** Opening Supplied records block **
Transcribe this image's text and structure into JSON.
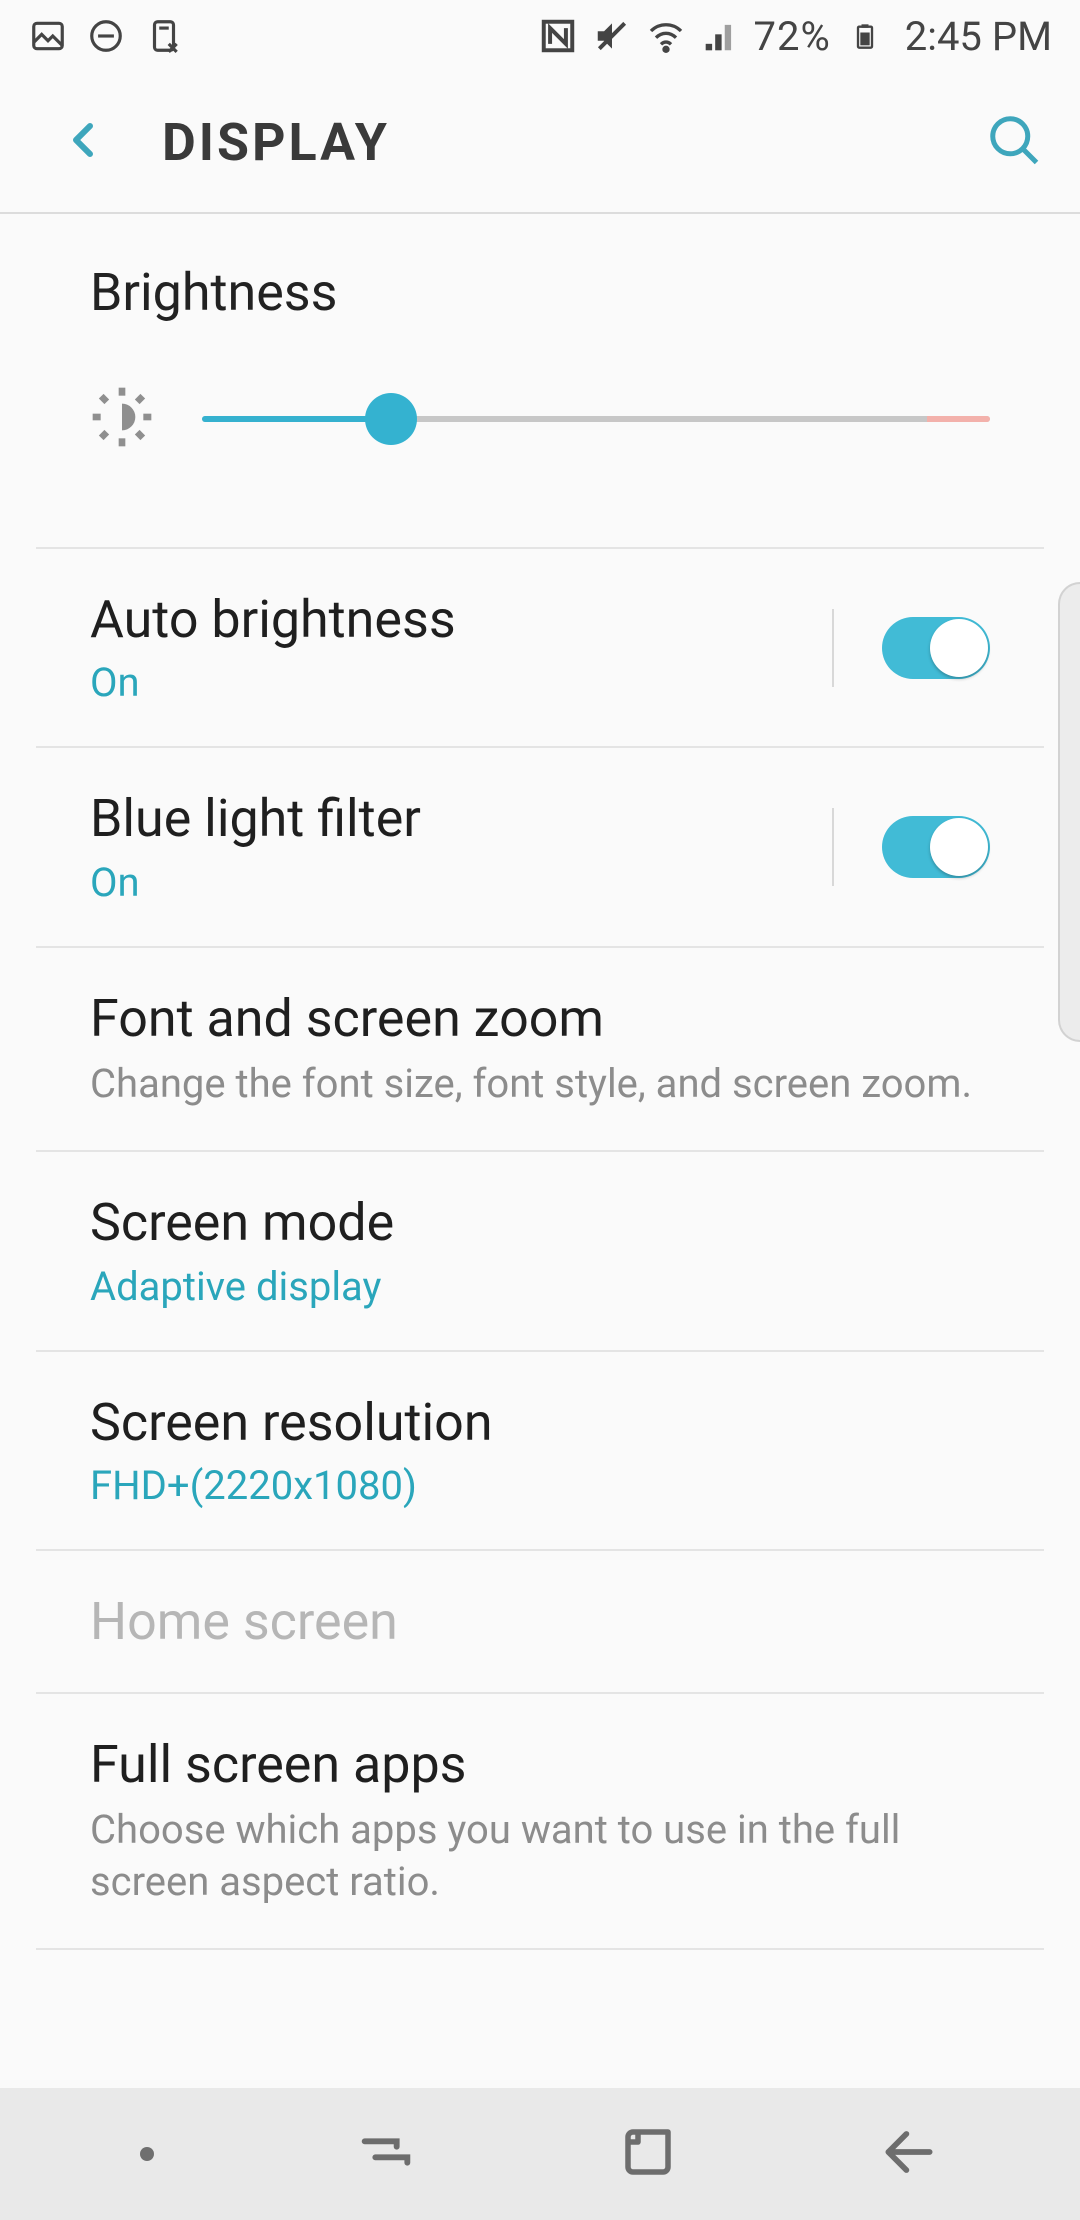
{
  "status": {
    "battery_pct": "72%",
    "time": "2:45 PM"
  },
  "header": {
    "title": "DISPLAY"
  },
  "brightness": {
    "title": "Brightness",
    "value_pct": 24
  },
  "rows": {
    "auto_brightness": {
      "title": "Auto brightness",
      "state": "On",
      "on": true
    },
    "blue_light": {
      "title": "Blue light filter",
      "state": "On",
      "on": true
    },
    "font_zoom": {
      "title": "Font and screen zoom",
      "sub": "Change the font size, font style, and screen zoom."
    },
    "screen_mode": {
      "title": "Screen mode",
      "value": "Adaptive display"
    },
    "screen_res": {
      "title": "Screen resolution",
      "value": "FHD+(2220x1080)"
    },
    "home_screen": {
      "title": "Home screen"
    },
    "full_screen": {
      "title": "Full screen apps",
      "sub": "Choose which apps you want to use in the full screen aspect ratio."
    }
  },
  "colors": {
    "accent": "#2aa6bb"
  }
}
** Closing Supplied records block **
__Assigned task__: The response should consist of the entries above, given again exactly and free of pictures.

__Solution__:
Transcribe this image's text and structure into JSON.
{
  "status": {
    "battery_pct": "72%",
    "time": "2:45 PM"
  },
  "header": {
    "title": "DISPLAY"
  },
  "brightness": {
    "title": "Brightness",
    "value_pct": 24
  },
  "rows": {
    "auto_brightness": {
      "title": "Auto brightness",
      "state": "On",
      "on": true
    },
    "blue_light": {
      "title": "Blue light filter",
      "state": "On",
      "on": true
    },
    "font_zoom": {
      "title": "Font and screen zoom",
      "sub": "Change the font size, font style, and screen zoom."
    },
    "screen_mode": {
      "title": "Screen mode",
      "value": "Adaptive display"
    },
    "screen_res": {
      "title": "Screen resolution",
      "value": "FHD+(2220x1080)"
    },
    "home_screen": {
      "title": "Home screen"
    },
    "full_screen": {
      "title": "Full screen apps",
      "sub": "Choose which apps you want to use in the full screen aspect ratio."
    }
  },
  "colors": {
    "accent": "#2aa6bb"
  }
}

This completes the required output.